- The stock is fairly valued on 2015 earnings.
- The company has solid financial efficiency ratios.
- The stock is near oversold territory.
Chart Industries, Inc. (NASDAQ:GTLS) is an independent global manufacturer of engineered equipment used in the production, storage and end-use of hydrocarbon and industrial gases. The company operates in three segments: energy and chemicals, distribution and storage, and biomedical. On February 25, 2014, the company reported fourth quarter earnings of $0.82 per share, which missed the consensus analysts' estimates by $0.01. In the past year the company's stock price is up 1.82% while the S&P 500 (NYSEARCA:SPY) has gained 19.3% in the same time frame. I've already purchased a batch of the stock long ago for my growth portfolio and am down 29.93% on the batch.
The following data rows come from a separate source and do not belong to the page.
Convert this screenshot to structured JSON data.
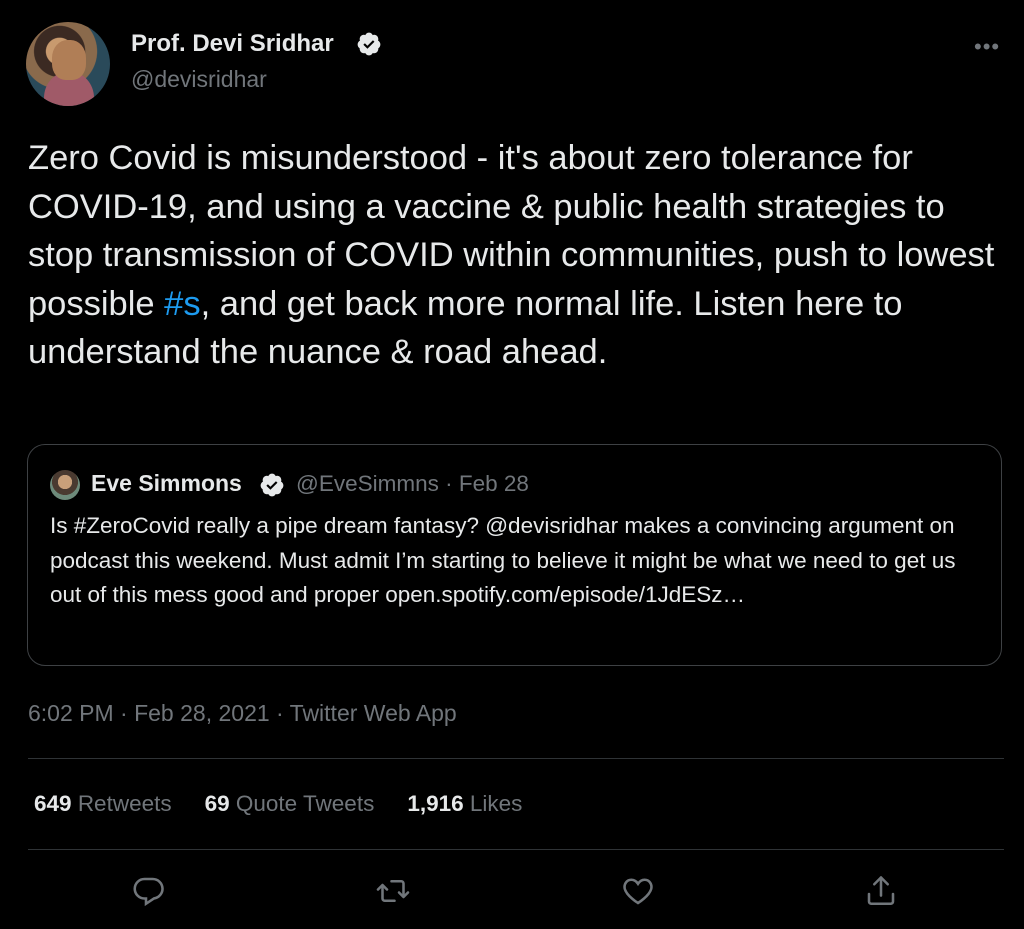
{
  "author": {
    "name": "Prof. Devi Sridhar",
    "handle": "@devisridhar",
    "verified": true
  },
  "tweet": {
    "text_before": "Zero Covid is misunderstood - it's about zero tolerance for COVID-19, and using a vaccine & public health strategies to stop transmission of COVID within communities, push to lowest possible ",
    "hashtag": "#s",
    "text_after": ", and get back more normal life. Listen here to understand the nuance & road ahead."
  },
  "quoted_tweet": {
    "name": "Eve Simmons",
    "handle_date": "@EveSimmns · Feb 28",
    "text": "Is #ZeroCovid really a pipe dream fantasy? @devisridhar makes a convincing argument on podcast this weekend. Must admit I’m starting to believe it might be what we need to get us out of this mess good and proper open.spotify.com/episode/1JdESz…"
  },
  "meta": "6:02 PM · Feb 28, 2021 · Twitter Web App",
  "stats": {
    "retweets_count": "649",
    "retweets_label": "Retweets",
    "quotes_count": "69",
    "quotes_label": "Quote Tweets",
    "likes_count": "1,916",
    "likes_label": "Likes"
  },
  "actions": [
    "reply-icon",
    "retweet-icon",
    "like-icon",
    "share-icon"
  ],
  "colors": {
    "background": "#000000",
    "text": "#e7e9ea",
    "muted": "#71767b",
    "link": "#1d9bf0",
    "border": "#2f3336"
  }
}
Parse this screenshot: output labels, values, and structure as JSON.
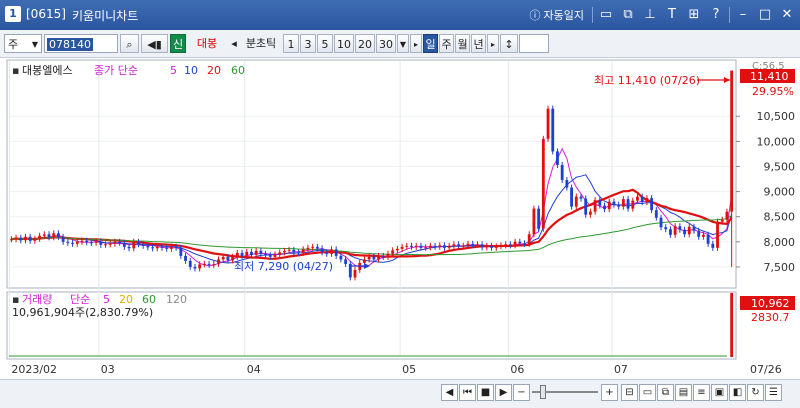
{
  "window": {
    "number": "1",
    "code": "[0615]",
    "title": "키움미니차트",
    "auto_label": "자동일지",
    "icons": [
      "info-icon",
      "window-icon",
      "link-icon",
      "pin-icon",
      "text-icon",
      "grid-icon",
      "help-icon",
      "minimize-icon",
      "restore-icon",
      "close-icon"
    ]
  },
  "toolbar": {
    "market": "주",
    "stock_code": "078140",
    "stock_name": "대봉",
    "new_label": "신",
    "unit_label": "분초틱",
    "minute_buttons": [
      "1",
      "3",
      "5",
      "10",
      "20",
      "30"
    ],
    "selected_period": "일",
    "periods": [
      "일",
      "주",
      "월",
      "년"
    ]
  },
  "price_pane": {
    "name": "대봉엘에스",
    "ma_label": "종가 단순",
    "ma_periods": [
      "5",
      "10",
      "20",
      "60"
    ],
    "ma_colors": [
      "#d61fd6",
      "#1f3fd1",
      "#e01010",
      "#2e9a2e"
    ],
    "high_annotation": "최고 11,410 (07/26)",
    "low_annotation": "최저 7,290 (04/27)",
    "price_tag_top": "C:56.5",
    "current_price": "11,410",
    "change_pct": "29.95%"
  },
  "volume_pane": {
    "name": "거래량",
    "ma_label": "단순",
    "ma_periods": [
      "5",
      "20",
      "60",
      "120"
    ],
    "ma_colors": [
      "#d61fd6",
      "#e0b000",
      "#2e9a2e",
      "#888888"
    ],
    "info_text": "10,961,904주(2,830.79%)",
    "volume_tag": "10,962",
    "pct_tag": "2830.7"
  },
  "x_axis": [
    "2023/02",
    "03",
    "04",
    "05",
    "06",
    "07",
    "07/26"
  ],
  "chart_data": {
    "type": "candlestick",
    "title": "대봉엘에스",
    "y_ticks": [
      "7,500",
      "8,000",
      "8,500",
      "9,000",
      "9,500",
      "10,000",
      "10,500"
    ],
    "ylim": [
      7100,
      11600
    ],
    "period_months": [
      "2023/02",
      "03",
      "04",
      "05",
      "06",
      "07"
    ],
    "high": {
      "value": 11410,
      "date": "07/26"
    },
    "low": {
      "value": 7290,
      "date": "04/27"
    },
    "close": [
      8050,
      8080,
      8030,
      8100,
      8020,
      8060,
      8120,
      8150,
      8090,
      8170,
      8100,
      8000,
      7980,
      7960,
      8000,
      8020,
      7990,
      7980,
      8010,
      7940,
      7950,
      7960,
      8000,
      7980,
      7900,
      7870,
      8000,
      7950,
      7920,
      7890,
      7870,
      7900,
      7880,
      7860,
      7900,
      7880,
      7720,
      7620,
      7500,
      7470,
      7550,
      7560,
      7540,
      7560,
      7650,
      7700,
      7630,
      7700,
      7780,
      7720,
      7800,
      7740,
      7820,
      7760,
      7730,
      7700,
      7750,
      7790,
      7820,
      7840,
      7790,
      7780,
      7850,
      7880,
      7900,
      7870,
      7790,
      7760,
      7850,
      7720,
      7650,
      7560,
      7290,
      7440,
      7580,
      7650,
      7700,
      7650,
      7720,
      7700,
      7760,
      7830,
      7860,
      7900,
      7920,
      7900,
      7920,
      7880,
      7890,
      7920,
      7900,
      7930,
      7880,
      7920,
      7950,
      7920,
      7920,
      7960,
      7940,
      7950,
      7890,
      7920,
      7880,
      7910,
      7930,
      7950,
      7930,
      8000,
      7970,
      7960,
      8150,
      8660,
      8260,
      10050,
      10650,
      9800,
      9530,
      9230,
      9080,
      8700,
      8900,
      8860,
      8540,
      8600,
      8830,
      8720,
      8650,
      8800,
      8740,
      8700,
      8850,
      8660,
      8820,
      8900,
      8790,
      8870,
      8630,
      8480,
      8290,
      8250,
      8140,
      8310,
      8240,
      8150,
      8300,
      8220,
      8100,
      8140,
      7960,
      7880,
      8400,
      8440,
      8600,
      11410
    ],
    "volume": [
      null,
      null,
      null,
      null,
      null,
      null,
      null,
      null,
      null,
      null,
      null,
      null,
      null,
      null,
      null,
      null,
      null,
      null,
      null,
      null,
      null,
      null,
      null,
      null,
      null,
      null,
      null,
      null,
      null,
      null,
      null,
      null,
      null,
      null,
      null,
      null,
      null,
      null,
      null,
      null,
      null,
      null,
      null,
      null,
      null,
      null,
      null,
      null,
      null,
      null,
      null,
      null,
      null,
      null,
      null,
      null,
      null,
      null,
      null,
      null,
      null,
      null,
      null,
      null,
      null,
      null,
      null,
      null,
      null,
      null,
      null,
      null,
      null,
      null,
      null,
      null,
      null,
      null,
      null,
      null,
      null,
      null,
      null,
      null,
      null,
      null,
      null,
      null,
      null,
      null,
      null,
      null,
      null,
      null,
      null,
      null,
      null,
      null,
      null,
      null,
      null,
      null,
      null,
      null,
      null,
      null,
      null,
      null,
      null,
      null,
      null,
      null,
      null,
      null,
      null,
      null,
      null,
      null,
      null,
      null,
      null,
      null,
      null,
      null,
      null,
      null,
      null,
      null,
      null,
      null,
      null,
      null,
      null,
      null,
      null,
      null,
      null,
      null,
      null,
      null,
      null,
      null,
      null,
      null,
      null,
      null,
      null,
      null,
      null,
      null,
      null,
      null,
      null,
      10962
    ]
  }
}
With all this in mind, I'd like to take a moment to evaluate the stock on a fundamental, financial and technical basis to see if right now is a good time to purchase more of the stock for my portfolio.
The company currently trades at a trailing 12-month P/E ratio of 31.27, which is expensively priced, but I mainly like to purchase a stock based on where the company is going in the future as opposed to what it has done in the past. On that note, the 1-year forward-looking P/E ratio of 19.15 is currently fairly priced for the future in terms of the right here, right now. The 1-year PEG ratio (1.05), which measures the ratio of the price you're currently paying for the trailing 12-month earnings on the stock while dividing it by the earnings growth of the company for a specified amount of time (I like looking at a 1-year horizon), tells me that the company is fairly priced based on a 1-year EPS growth rate of 29.75%. The company has great near-term future earnings growth potential with a projected EPS growth rate of 29.75%. In addition, the company has great long-term future earnings growth potential with a projected EPS growth rate of 21.55%.
On a financial basis, the things I look for are the dividend payouts, return on assets, equity and investment. The company does not sport a dividend to speak of but is sporting return on assets, equity and investment values of 5.9%, 11.5% and 11.9%, respectively, which are all respectable values. In this particular instance, I will forego the dividend aspect of the financials because the stock is in my growth portfolio, and in the growth portfolio a stock does not have to have a dividend.
Looking first at the relative strength index chart [RSI] at the top, I see the stock hovering around oversold territory with a current value of 35.93 but with downward trajectory. I will look at the moving average convergence-divergence [MACD] chart next. I see that the black line is below the red line with the divergence bars increasing in height, indicating bearish momentum. As for the stock price itself ($81.29), I'm looking at the 50-day simple moving average (currently $86.06) to act as resistance and $79.34 to act as support for a risk/reward ratio which plays out to be -2.4% to 5.87%.
- On Feb. 25 the company reported fourth quarter earnings which missed on the top and bottom lines. The company reported $0.82 per share which missed estimates by a penny on revenue of $303.8 million which missed expectations of $19.46 million.
Gas to liquids is what this company is all about but the company keeps reporting bad quarter after bad quarter. Fundamentally, the stock is fairly priced on next year's earnings and on earnings growth. Financially, I believe all the returns are safe and sound. Technically, it appears the stock is oversold. Due to the oversold technicals, high near-term earnings growth potential, and high long-term earnings growth potential I'm going to be nibbling some of the stock at this price.
Disclaimer: This article is meant to serve as a journal for myself as to the rationale of why I bought/sold this stock when I look back on it in the future. These are only my personal opinions and you should do your own homework. Only you are responsible for what you trade and happy investing.